Bart Willemen, The Lord of Tolkien

Het innerlijke vuur van de schrijver van The Hobbit en The Lord of the Rings

Averbode, 2013. 1st edition. Paperback. Study in Dutch on Tolkien and his faith.*

Zaleski, The Fellowship

The Literary Lives of the Inklings: Tolkien, Lewis, Barfield, Williams

New York, 2015. 1st edition. Hardback. Illustrated with photo's.

C.S. Lewis is the twentieth century's most widely read Christian writer and J.R.R. Tolkien its most beloved mythmaker. For three decades, they and their closest associates formed a literary club known as the lnklings, which met weekly in Lewis's Oxford rooms and a nearby pub. They read aloud from works in progress, argued about anything that caught their fancy, and gave one another invaluable companionship, inspiration, and criticism. In The Fellowship, Philip and Carol Zaleski offer the first complete rendering of the lnklings' lives and works. Lewis maps the medieval mind, accepts Christ while riding in the Sidecar of his brother's motorcycle, becomes a world-famous evangelist and moral satirist, and creates new forms of religiously attuned fiction while wrestling with personal crises. Tolkien transmutes an invented mythology into a breathtaking story in The Lord of the Rings, while conducting groundbreaking Old English scholarship and elucidating the Catholic teachings at the heart of his vision. This extraordinary group biography also focuses on Charles Williams, strange acolyte of Romantic love, and Owen Barfield, an esoteric philosopher who became, for a time, Saul Bellow's guru. Romantics who scorned rebellion, fantasists who prized sanity, Christians with cosmic reach, the lnklings sought to revitalize literature and faith in the twentieth century's darkest years - and did so.*

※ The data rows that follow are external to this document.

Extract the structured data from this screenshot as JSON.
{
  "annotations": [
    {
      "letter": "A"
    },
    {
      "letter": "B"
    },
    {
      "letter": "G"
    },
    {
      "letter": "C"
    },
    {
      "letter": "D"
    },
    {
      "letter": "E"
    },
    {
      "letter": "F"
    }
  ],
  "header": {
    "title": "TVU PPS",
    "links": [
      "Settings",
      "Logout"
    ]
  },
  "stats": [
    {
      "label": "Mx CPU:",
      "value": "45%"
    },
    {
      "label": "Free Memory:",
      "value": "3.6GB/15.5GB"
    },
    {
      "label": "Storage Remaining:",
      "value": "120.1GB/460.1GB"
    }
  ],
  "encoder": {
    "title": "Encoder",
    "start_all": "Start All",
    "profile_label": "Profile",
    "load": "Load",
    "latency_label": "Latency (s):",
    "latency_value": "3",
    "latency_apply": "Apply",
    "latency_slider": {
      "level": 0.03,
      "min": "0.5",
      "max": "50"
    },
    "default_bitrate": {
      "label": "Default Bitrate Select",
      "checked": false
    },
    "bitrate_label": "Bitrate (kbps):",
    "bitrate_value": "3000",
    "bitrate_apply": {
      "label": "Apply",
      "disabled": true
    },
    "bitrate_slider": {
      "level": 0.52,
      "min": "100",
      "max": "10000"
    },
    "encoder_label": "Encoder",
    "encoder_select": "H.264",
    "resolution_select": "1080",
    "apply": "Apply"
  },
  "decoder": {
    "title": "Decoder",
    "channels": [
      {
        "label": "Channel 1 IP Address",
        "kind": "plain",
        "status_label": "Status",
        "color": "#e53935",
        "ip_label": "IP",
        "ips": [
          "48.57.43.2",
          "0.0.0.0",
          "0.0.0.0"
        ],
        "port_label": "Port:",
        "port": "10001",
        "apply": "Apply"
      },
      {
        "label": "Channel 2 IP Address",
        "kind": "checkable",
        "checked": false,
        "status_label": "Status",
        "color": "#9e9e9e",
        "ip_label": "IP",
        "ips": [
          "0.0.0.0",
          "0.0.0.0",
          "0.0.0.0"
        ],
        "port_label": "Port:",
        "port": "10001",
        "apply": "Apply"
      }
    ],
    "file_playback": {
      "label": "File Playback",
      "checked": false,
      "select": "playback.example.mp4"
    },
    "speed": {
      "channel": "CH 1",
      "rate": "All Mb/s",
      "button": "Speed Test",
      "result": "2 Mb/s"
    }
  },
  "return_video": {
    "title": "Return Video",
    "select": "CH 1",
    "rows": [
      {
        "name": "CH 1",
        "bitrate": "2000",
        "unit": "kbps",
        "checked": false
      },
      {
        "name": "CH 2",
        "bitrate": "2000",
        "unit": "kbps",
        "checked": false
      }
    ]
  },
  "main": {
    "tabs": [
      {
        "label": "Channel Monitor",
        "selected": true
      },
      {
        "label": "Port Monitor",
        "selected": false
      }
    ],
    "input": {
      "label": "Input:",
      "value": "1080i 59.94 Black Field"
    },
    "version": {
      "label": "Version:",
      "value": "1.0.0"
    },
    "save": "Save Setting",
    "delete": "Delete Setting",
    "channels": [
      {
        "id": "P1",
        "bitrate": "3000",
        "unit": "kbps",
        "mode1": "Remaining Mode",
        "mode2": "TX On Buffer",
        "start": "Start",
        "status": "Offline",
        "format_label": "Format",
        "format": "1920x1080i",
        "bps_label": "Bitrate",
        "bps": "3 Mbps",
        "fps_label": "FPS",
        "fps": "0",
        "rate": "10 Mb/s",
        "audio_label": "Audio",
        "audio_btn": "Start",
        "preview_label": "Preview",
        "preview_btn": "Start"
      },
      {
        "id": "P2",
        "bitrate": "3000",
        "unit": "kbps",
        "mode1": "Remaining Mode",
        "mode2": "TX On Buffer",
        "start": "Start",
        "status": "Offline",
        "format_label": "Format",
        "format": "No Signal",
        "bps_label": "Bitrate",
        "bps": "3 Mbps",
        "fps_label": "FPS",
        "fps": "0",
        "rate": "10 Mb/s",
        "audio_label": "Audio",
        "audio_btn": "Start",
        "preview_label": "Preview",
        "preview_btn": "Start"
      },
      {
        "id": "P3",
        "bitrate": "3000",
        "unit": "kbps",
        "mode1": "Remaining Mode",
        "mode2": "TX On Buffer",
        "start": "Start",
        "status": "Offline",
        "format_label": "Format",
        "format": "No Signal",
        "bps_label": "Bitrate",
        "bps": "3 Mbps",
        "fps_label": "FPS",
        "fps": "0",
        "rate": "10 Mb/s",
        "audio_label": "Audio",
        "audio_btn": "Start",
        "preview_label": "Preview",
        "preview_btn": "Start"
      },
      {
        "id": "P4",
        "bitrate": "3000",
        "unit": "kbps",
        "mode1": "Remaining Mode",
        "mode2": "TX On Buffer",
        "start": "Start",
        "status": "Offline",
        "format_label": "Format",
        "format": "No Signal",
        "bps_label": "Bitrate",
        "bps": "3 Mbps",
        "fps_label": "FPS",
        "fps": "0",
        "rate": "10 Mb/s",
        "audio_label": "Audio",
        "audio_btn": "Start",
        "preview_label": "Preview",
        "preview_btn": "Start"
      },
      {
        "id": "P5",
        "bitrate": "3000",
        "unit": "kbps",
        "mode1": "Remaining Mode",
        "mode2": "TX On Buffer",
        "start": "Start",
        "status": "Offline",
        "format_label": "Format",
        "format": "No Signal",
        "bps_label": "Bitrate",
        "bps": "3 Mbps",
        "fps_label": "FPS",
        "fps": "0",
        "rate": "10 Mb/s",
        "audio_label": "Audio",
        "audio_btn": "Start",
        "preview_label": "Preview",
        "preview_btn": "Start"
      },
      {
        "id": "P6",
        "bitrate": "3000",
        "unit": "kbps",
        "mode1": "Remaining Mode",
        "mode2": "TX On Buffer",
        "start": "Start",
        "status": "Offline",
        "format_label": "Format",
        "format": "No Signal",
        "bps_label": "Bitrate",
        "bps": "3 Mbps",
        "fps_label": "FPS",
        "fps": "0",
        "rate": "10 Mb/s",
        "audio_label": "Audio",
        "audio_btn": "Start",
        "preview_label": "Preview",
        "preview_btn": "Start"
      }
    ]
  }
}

Zaleski, The Fellowship (paperback)

The Literary Lives of the Inklings: Tolkien, Lewis, Barfield, Williams

New York, 2016. 1st edition. Paperback. Illustrated with photo's.

C.S. Lewis is the twentieth century's most widely read Christian writer and J.R.R. Tolkien its most beloved mythmaker. For three decades, they and their closest associates formed a literary club known as the lnklings, which met weekly in Lewis's Oxford rooms and a nearby pub. They read aloud from works in progress, argued about anything that caught their fancy, and gave one another invaluable companionship, inspiration, and criticism. In The Fellowship, Philip and Carol Zaleski offer the first complete rendering of the lnklings' lives and works. Lewis maps the medieval mind, accepts Christ while riding in the Sidecar of his brother's motorcycle, becomes a world-famous evangelist and moral satirist, and creates new forms of religiously attuned fiction while wrestling with personal crises. Tolkien transmutes an invented mythology into a breathtaking story in The Lord of the Rings, while conducting groundbreaking Old English scholarship and elucidating the Catholic teachings at the heart of his vision. This extraordinary group biography also focuses on Charles Williams, strange acolyte of Romantic love, and Owen Barfield, an esoteric philosopher who became, for a time, Saul Bellow's guru. Romantics who scorned rebellion, fantasists who prized sanity, Christians with cosmic reach, the lnklings sought to revitalize literature and faith in the twentieth century's darkest years - and did so.*

The Tolkien Name in History

Generations Network, 2009. 1st edition. Paperback. Illustrated.

The Tolkien Name in History is a customized book offering a unique blend of fascinating facts, statistics and commentary about the Tolkien name. The book is compiled from hundreds of millions of records from the world's largest online resource of family history. This particular book follows the Tolkien family name through history and makes the perfect gift for your family members and anyone interested in the Tolkien name. In the book you'll find out about where people with the Tolkien last name originated. You may discover the countries and ports they left behind, the ships they sailed and more. You'll get a better idea of where people sharing the Tolkien name settled and where they may reside today in the United Kingdom and other countries. You'll get all this information and much more in your Tolkien family name book. *